Supporting IT is rarely fun and never easy. As IT devices shrink to the size of handhelds the task is getting trickier.
At customer relationship management supplier, Siebel, chief information officer (CIO)Mark Sunday has a highly mobile workforce. "About half of our 7,500 staff work out of the office in areas such as sales or professional services."
As CIO of an IT supplier, Sunday is glad to be able to say that, "Siebel is probably the most technically-enabled and integrated company I've come across - 84% of staff spend over an hour a day engaging with our corporate applications."
Increasingly they are doing so via handheld devices (personal digital assistants - PDAs). That means that the challenge for Sunday is, "How do I enable them to engage on the road?"
Siebel has already acclimatised to the first wave of mobile computing - laptops - but PDAs exacerbate the issues laptop support generates. One thing is certain, Sunday does not want to repeat the support and management learning curve that IT went through when PCs first arrived.
"My goal is to make PDAs an integral part of the company but not emulate the initial experience of introducing PCs to corporate computing," he says.
PDAs are not yet mass-deployed at Siebel as they are not seen as sufficiently robust to give end-users full spectrum access to corporate applications, but Sunday is preparing his support infrastructure already.
"The support load [for PDAs] will be more than for PCs or laptops if I'm not ahead of the game," he says. "So I need to be able to roll out PDAs with their support infrastructure in place.
"We have a highly automated way of managing [laptops] including single-image, automated discovery, knowing who has the machine, and so on," he says.
PDAs present several additional challenges in contrast to laptops (which they will inevitably replace) says Sunday. Because of their limited power, the amount of client support software they can run is limited, and their wireless capacity will, eventually, be always-on.

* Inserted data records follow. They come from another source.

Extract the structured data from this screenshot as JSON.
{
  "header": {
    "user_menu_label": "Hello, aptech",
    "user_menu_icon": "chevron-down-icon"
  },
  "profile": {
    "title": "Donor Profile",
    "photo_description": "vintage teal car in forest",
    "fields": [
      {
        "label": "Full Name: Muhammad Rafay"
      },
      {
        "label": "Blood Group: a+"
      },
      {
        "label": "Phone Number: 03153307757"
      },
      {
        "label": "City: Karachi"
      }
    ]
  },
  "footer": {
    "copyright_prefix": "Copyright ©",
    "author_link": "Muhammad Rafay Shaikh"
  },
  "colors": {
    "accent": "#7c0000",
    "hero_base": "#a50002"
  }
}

Also, they will evolve quickly, as technology and bandwidth improves, so there will be a lot of churn and replacement, which will complicate attempts to standardise on particular models. There will be little early progress on setting global standards, with different technologies predominating in different parts of the world, says Sunday.
There will inevitably be some convergence among the devices, believes Sunday, especially between computing and telephony functions, which will all have to be supported and managed by IT. "Whatever support you do it will have to be flexible because of the rapidly evolving marketplace," he warns.

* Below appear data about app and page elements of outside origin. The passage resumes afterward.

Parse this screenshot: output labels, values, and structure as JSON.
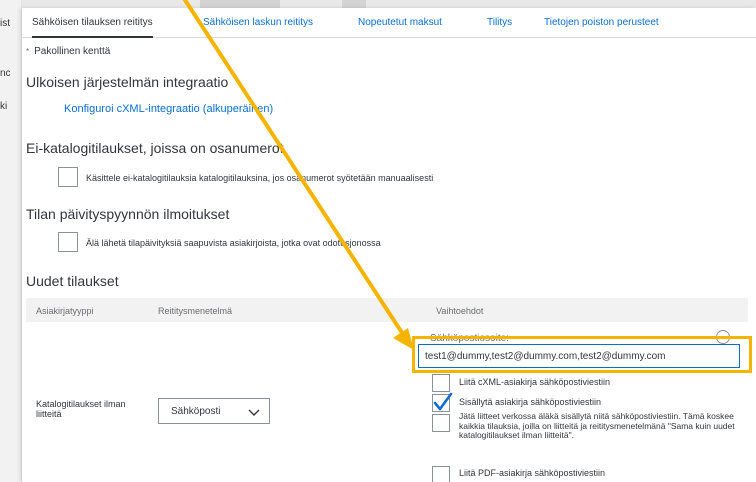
{
  "background_left_fragments": [
    "ist",
    "nc",
    "ki"
  ],
  "tabs": [
    {
      "label": "Sähköisen tilauksen reititys",
      "active": true
    },
    {
      "label": "Sähköisen laskun reititys",
      "active": false
    },
    {
      "label": "Nopeutetut maksut",
      "active": false
    },
    {
      "label": "Tilitys",
      "active": false
    },
    {
      "label": "Tietojen poiston perusteet",
      "active": false
    }
  ],
  "required_note": {
    "star": "*",
    "text": "Pakollinen kenttä"
  },
  "external_integration": {
    "heading": "Ulkoisen järjestelmän integraatio",
    "link": "Konfiguroi cXML-integraatio (alkuperäinen)"
  },
  "non_catalog": {
    "heading": "Ei-katalogitilaukset, joissa on osanumerot",
    "checkbox_label": "Käsittele ei-katalogitilauksia katalogitilauksina, jos osanumerot syötetään manuaalisesti",
    "checked": false
  },
  "status_notifications": {
    "heading": "Tilan päivityspyynnön ilmoitukset",
    "checkbox_label": "Älä lähetä tilapäivityksiä saapuvista asiakirjoista, jotka ovat odotusjonossa",
    "checked": false
  },
  "new_orders": {
    "heading": "Uudet tilaukset",
    "columns": [
      "Asiakirjatyyppi",
      "Reititysmenetelmä",
      "Vaihtoehdot"
    ],
    "row": {
      "document_type": "Katalogitilaukset ilman liitteitä",
      "routing_method": "Sähköposti",
      "email_label": "Sähköpostiosoite:",
      "email_value": "test1@dummy,test2@dummy.com,test2@dummy.com",
      "options": [
        {
          "label": "Liitä cXML-asiakirja sähköpostiviestiin",
          "checked": false
        },
        {
          "label": "Sisällytä asiakirja sähköpostiviestiin",
          "checked": true
        },
        {
          "label": "Jätä liitteet verkossa äläkä sisällytä niitä sähköpostiviestiin.  Tämä koskee kaikkia tilauksia, joilla on liitteitä ja reititysmenetelmänä \"Sama kuin uudet katalogitilaukset ilman liitteitä\".",
          "checked": false
        },
        {
          "label": "Liitä PDF-asiakirja sähköpostiviestiin",
          "checked": false
        }
      ]
    }
  },
  "colors": {
    "accent": "#0a6ed1",
    "highlight": "#f5b400",
    "text": "#32363a",
    "muted": "#6a6d70"
  }
}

PDAs are easy to lose, so they will need to be able to be remotely disabled if they go missing - essential if confidential corporate information is held on them - as it will inevitably be. "They're an order of magnitude more losable than laptops," he says.
Keeping the cost of support as low as possible will be a key issue. "The capital cost of the device is almost immaterial - next comes the wireless [connection] costs which are the most significant," says Sunday. "Then comes the hidden expense of helping the individual user and managing increasingly complex applications and transitions between [generations] of devices.
"We handle 16,000 calls per month with two staff," says Sunday. He expects calls to double when PDAs are rolled out. "PDA users will want them to always work, never fail, 24x7," he warns. Without a robust, automated user support strategy, PDAs could double call volume for support, he says.
Storms on the horizon
- The technology is highly evolutionary - new devices are coming out all the time, but will not be taken up simultaneously around the world, so different generations will co-exist, with different global telephony and networking standards
- Plan for convergence of telephony and computing - it is inevitable
- Users will increasingly demand more capabilities to access and run major corporate applications - day and night
- Users will demand constant support which is effortless for them to get hold of, but will not want to pay a lot of money for it
- The volume of devices out in the field will be high, but numbers of laptops will probably diminish as PDAs become more powerful and versatile
- The smaller the device, the easier to lose it - and the valuable corporate data it contains
- Do not roll out PDAs unless you have a robust, but flexible support infrastructure in place or there will be chaos in the field.
Automating support is the key to success in maintaining mobile devices
Siebel is using SupportSoft's Web-based software for laptop support. Automated support for PDAs will need to:
- Solve problems before they occur, such as upgrading data files before a virus hits
- Automatically resolve problems, where the user does not even realise the device has self-healed
- Provide self-service support, where the software is so easy to use or access via a portal that end-users can fix things themselves
- Assist self-service, where the user calls IT, which then gets the problem fixed automatically
According to SupportSoft, companies face at least five main bugbears when supporting mobile devices:
- Synchronisation - users want to ensure that data on all their devices is synchronised, to be able to restore to previous versions via the network if corrupted
- Knowing how to use the devices - users need to have a knowledge base about both how to use the devices and the applications sited on the devices, and be able to access a remote base via the network
- Forgotten passwords - end-users need to be able to dial in to find out their passwords
- Updates - users need to receive software updates via the network
- Always-on e-mail - this, together with voice telephony, will become a standard requirement to support as handheld computing and comms devices merge
One thing is clear: about a quarter to one third of the total cost of ownership of a PDA will be spent on support